» WHAT IS NEEDED
Quote the listing below in its entirety, omitting every image.

» EXERCISE MATERIAL
⟨

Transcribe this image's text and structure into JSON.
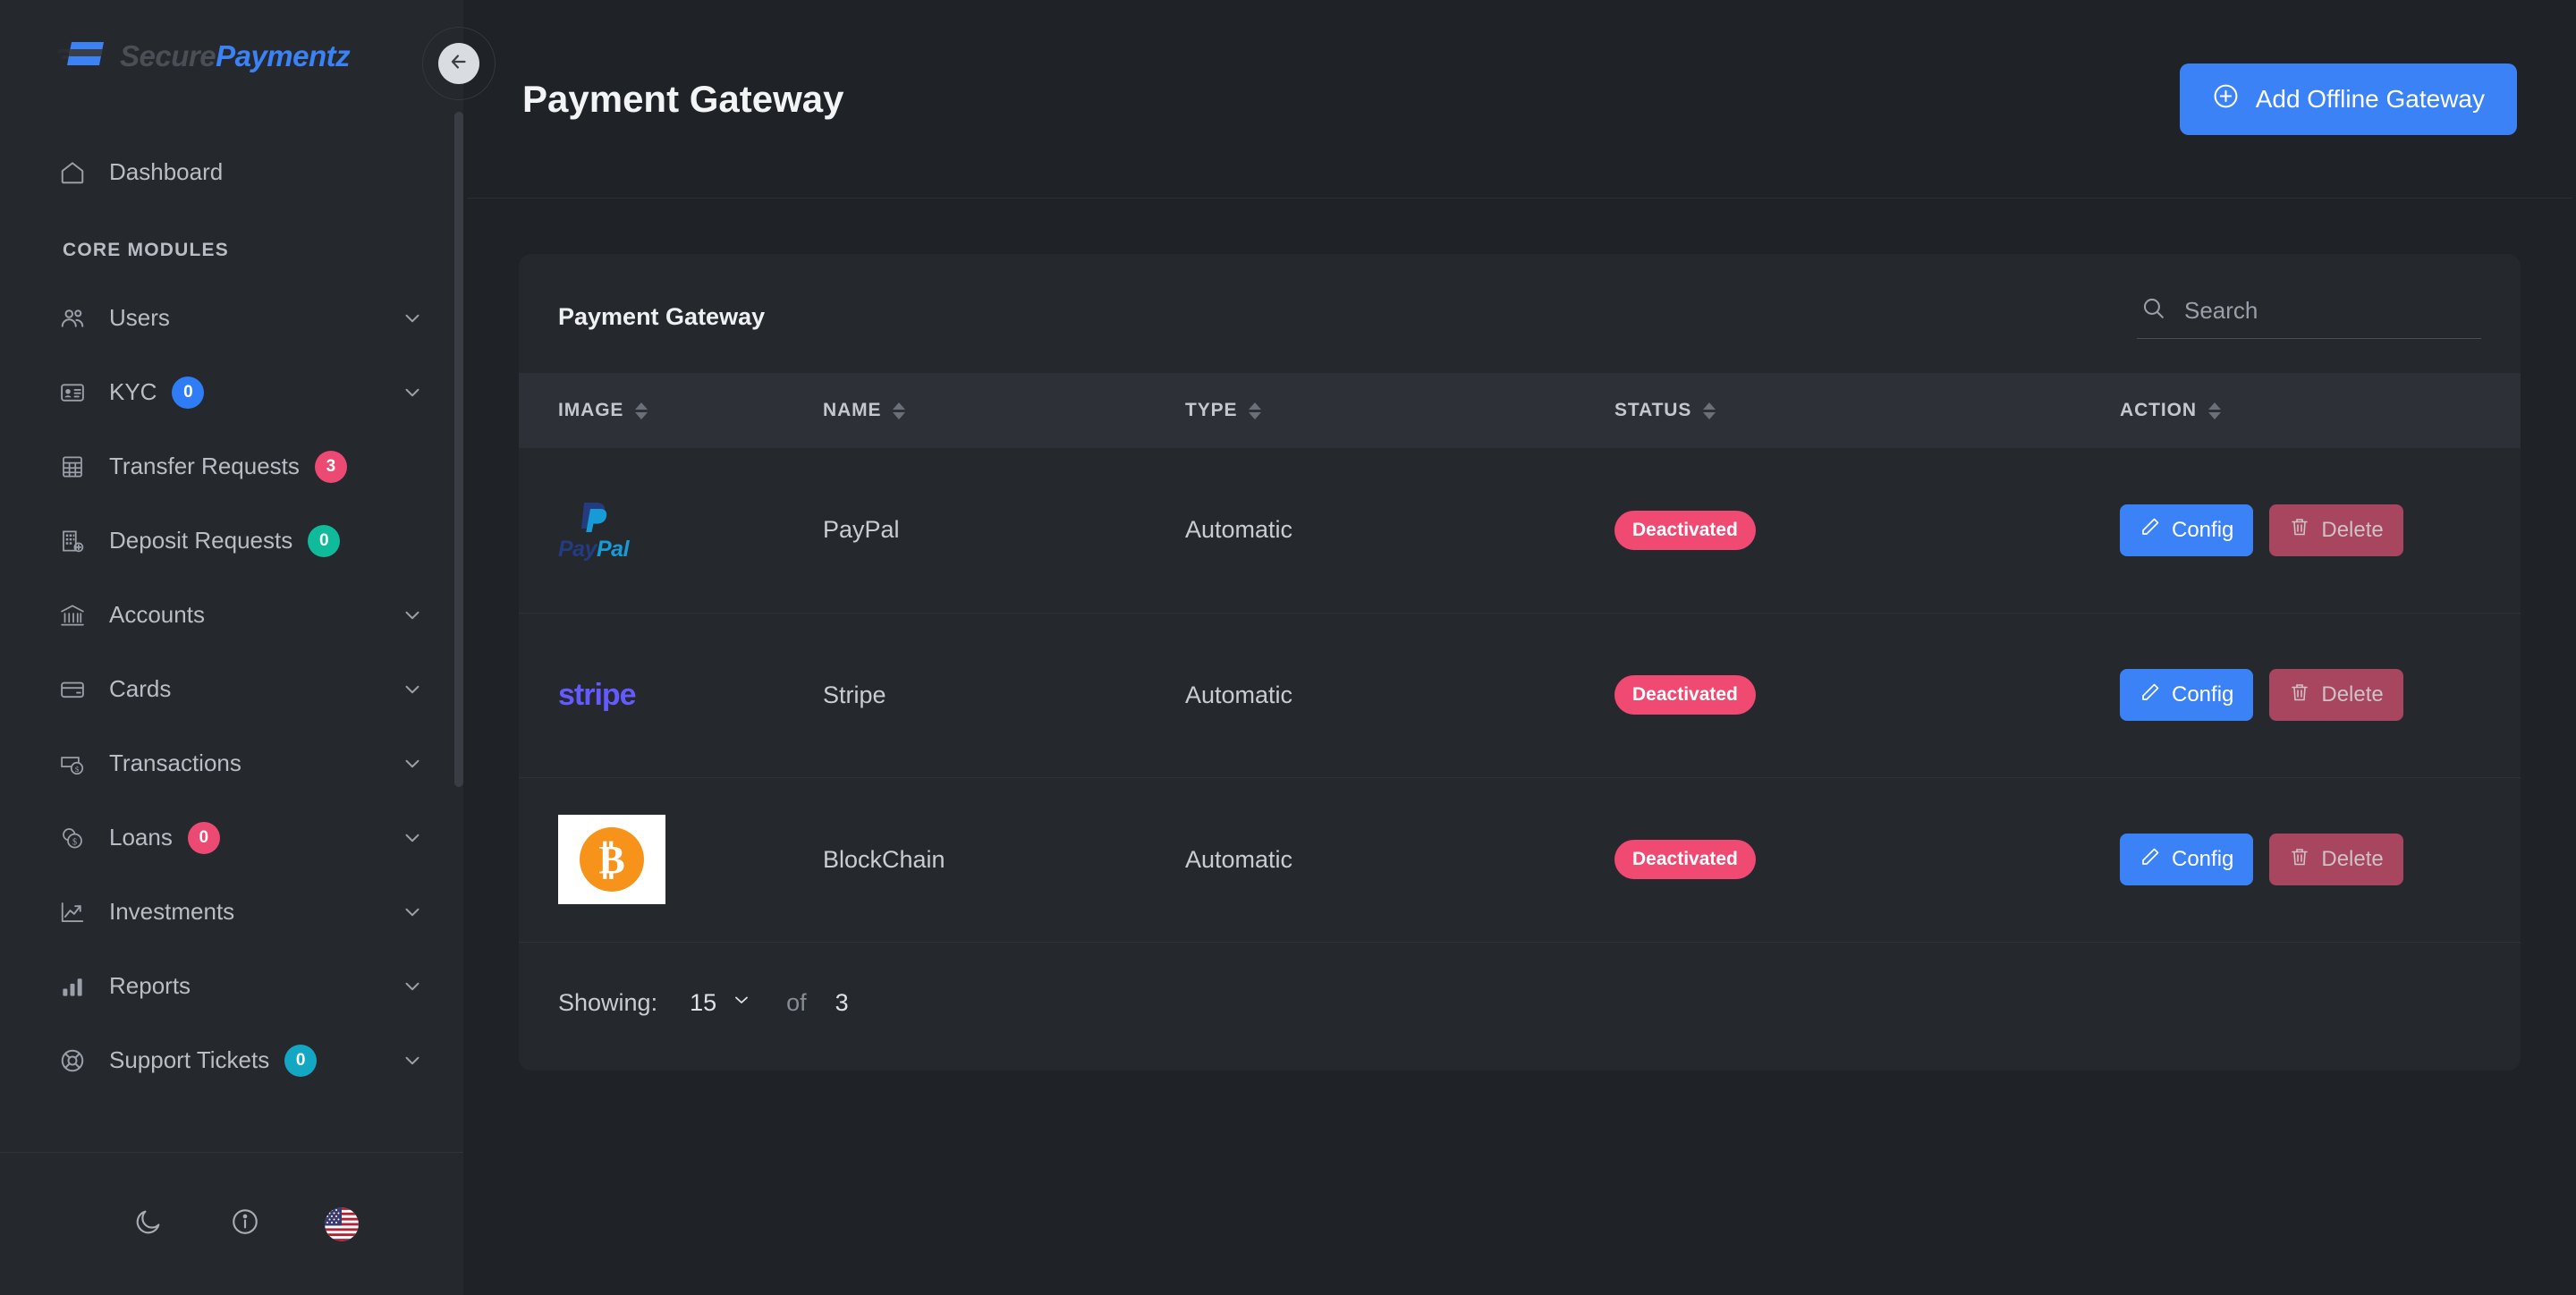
{
  "brand": {
    "part1": "Secure",
    "part2": "Paymentz",
    "logo_icon": "card-swipe-logo"
  },
  "topbar": {
    "collapse_icon": "arrow-left-icon",
    "avatar_icon": "user-avatar",
    "status": "online"
  },
  "sidebar": {
    "section_label": "CORE MODULES",
    "dashboard": {
      "label": "Dashboard",
      "icon": "home-icon"
    },
    "items": [
      {
        "label": "Users",
        "icon": "users-icon",
        "badge": null,
        "badge_color": null,
        "chevron": true
      },
      {
        "label": "KYC",
        "icon": "id-card-icon",
        "badge": "0",
        "badge_color": "#2f7df6",
        "chevron": true
      },
      {
        "label": "Transfer Requests",
        "icon": "grid-table-icon",
        "badge": "3",
        "badge_color": "#ec4a72",
        "chevron": false
      },
      {
        "label": "Deposit Requests",
        "icon": "building-plus-icon",
        "badge": "0",
        "badge_color": "#0fbb9a",
        "chevron": false
      },
      {
        "label": "Accounts",
        "icon": "bank-icon",
        "badge": null,
        "badge_color": null,
        "chevron": true
      },
      {
        "label": "Cards",
        "icon": "credit-card-icon",
        "badge": null,
        "badge_color": null,
        "chevron": true
      },
      {
        "label": "Transactions",
        "icon": "money-exchange-icon",
        "badge": null,
        "badge_color": null,
        "chevron": true
      },
      {
        "label": "Loans",
        "icon": "coins-icon",
        "badge": "0",
        "badge_color": "#ec4a72",
        "chevron": true
      },
      {
        "label": "Investments",
        "icon": "trending-up-icon",
        "badge": null,
        "badge_color": null,
        "chevron": true
      },
      {
        "label": "Reports",
        "icon": "bar-chart-icon",
        "badge": null,
        "badge_color": null,
        "chevron": true
      },
      {
        "label": "Support Tickets",
        "icon": "lifebuoy-icon",
        "badge": "0",
        "badge_color": "#13a7c4",
        "chevron": true
      }
    ],
    "footer": [
      {
        "icon": "moon-icon",
        "name": "dark-mode-toggle"
      },
      {
        "icon": "info-circle-icon",
        "name": "info-button"
      },
      {
        "icon": "us-flag-icon",
        "name": "language-selector"
      }
    ]
  },
  "page": {
    "title": "Payment Gateway",
    "add_button": {
      "label": "Add Offline Gateway",
      "icon": "plus-circle-icon",
      "color": "#3b82f6"
    }
  },
  "card": {
    "title": "Payment Gateway",
    "search": {
      "placeholder": "Search",
      "value": "",
      "icon": "search-icon"
    },
    "columns": [
      "IMAGE",
      "NAME",
      "TYPE",
      "STATUS",
      "ACTION"
    ],
    "rows": [
      {
        "logo": "paypal-logo",
        "name": "PayPal",
        "type": "Automatic",
        "status": "Deactivated",
        "status_color": "#f04a72",
        "config_label": "Config",
        "delete_label": "Delete"
      },
      {
        "logo": "stripe-logo",
        "name": "Stripe",
        "type": "Automatic",
        "status": "Deactivated",
        "status_color": "#f04a72",
        "config_label": "Config",
        "delete_label": "Delete"
      },
      {
        "logo": "blockchain-logo",
        "name": "BlockChain",
        "type": "Automatic",
        "status": "Deactivated",
        "status_color": "#f04a72",
        "config_label": "Config",
        "delete_label": "Delete"
      }
    ],
    "footer": {
      "showing_label": "Showing:",
      "page_size": "15",
      "of_label": "of",
      "total": "3"
    }
  }
}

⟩

» RESPONSE BOX
Transcribe this image's text and structure into JSON.
{
  "brand": {
    "part1": "Secure",
    "part2": "Paymentz",
    "logo_icon": "card-swipe-logo"
  },
  "topbar": {
    "collapse_icon": "arrow-left-icon",
    "avatar_icon": "user-avatar",
    "status": "online"
  },
  "sidebar": {
    "section_label": "CORE MODULES",
    "dashboard": {
      "label": "Dashboard",
      "icon": "home-icon"
    },
    "items": [
      {
        "label": "Users",
        "icon": "users-icon",
        "badge": null,
        "badge_color": null,
        "chevron": true
      },
      {
        "label": "KYC",
        "icon": "id-card-icon",
        "badge": "0",
        "badge_color": "#2f7df6",
        "chevron": true
      },
      {
        "label": "Transfer Requests",
        "icon": "grid-table-icon",
        "badge": "3",
        "badge_color": "#ec4a72",
        "chevron": false
      },
      {
        "label": "Deposit Requests",
        "icon": "building-plus-icon",
        "badge": "0",
        "badge_color": "#0fbb9a",
        "chevron": false
      },
      {
        "label": "Accounts",
        "icon": "bank-icon",
        "badge": null,
        "badge_color": null,
        "chevron": true
      },
      {
        "label": "Cards",
        "icon": "credit-card-icon",
        "badge": null,
        "badge_color": null,
        "chevron": true
      },
      {
        "label": "Transactions",
        "icon": "money-exchange-icon",
        "badge": null,
        "badge_color": null,
        "chevron": true
      },
      {
        "label": "Loans",
        "icon": "coins-icon",
        "badge": "0",
        "badge_color": "#ec4a72",
        "chevron": true
      },
      {
        "label": "Investments",
        "icon": "trending-up-icon",
        "badge": null,
        "badge_color": null,
        "chevron": true
      },
      {
        "label": "Reports",
        "icon": "bar-chart-icon",
        "badge": null,
        "badge_color": null,
        "chevron": true
      },
      {
        "label": "Support Tickets",
        "icon": "lifebuoy-icon",
        "badge": "0",
        "badge_color": "#13a7c4",
        "chevron": true
      }
    ],
    "footer": [
      {
        "icon": "moon-icon",
        "name": "dark-mode-toggle"
      },
      {
        "icon": "info-circle-icon",
        "name": "info-button"
      },
      {
        "icon": "us-flag-icon",
        "name": "language-selector"
      }
    ]
  },
  "page": {
    "title": "Payment Gateway",
    "add_button": {
      "label": "Add Offline Gateway",
      "icon": "plus-circle-icon",
      "color": "#3b82f6"
    }
  },
  "card": {
    "title": "Payment Gateway",
    "search": {
      "placeholder": "Search",
      "value": "",
      "icon": "search-icon"
    },
    "columns": [
      "IMAGE",
      "NAME",
      "TYPE",
      "STATUS",
      "ACTION"
    ],
    "rows": [
      {
        "logo": "paypal-logo",
        "name": "PayPal",
        "type": "Automatic",
        "status": "Deactivated",
        "status_color": "#f04a72",
        "config_label": "Config",
        "delete_label": "Delete"
      },
      {
        "logo": "stripe-logo",
        "name": "Stripe",
        "type": "Automatic",
        "status": "Deactivated",
        "status_color": "#f04a72",
        "config_label": "Config",
        "delete_label": "Delete"
      },
      {
        "logo": "blockchain-logo",
        "name": "BlockChain",
        "type": "Automatic",
        "status": "Deactivated",
        "status_color": "#f04a72",
        "config_label": "Config",
        "delete_label": "Delete"
      }
    ],
    "footer": {
      "showing_label": "Showing:",
      "page_size": "15",
      "of_label": "of",
      "total": "3"
    }
  }
}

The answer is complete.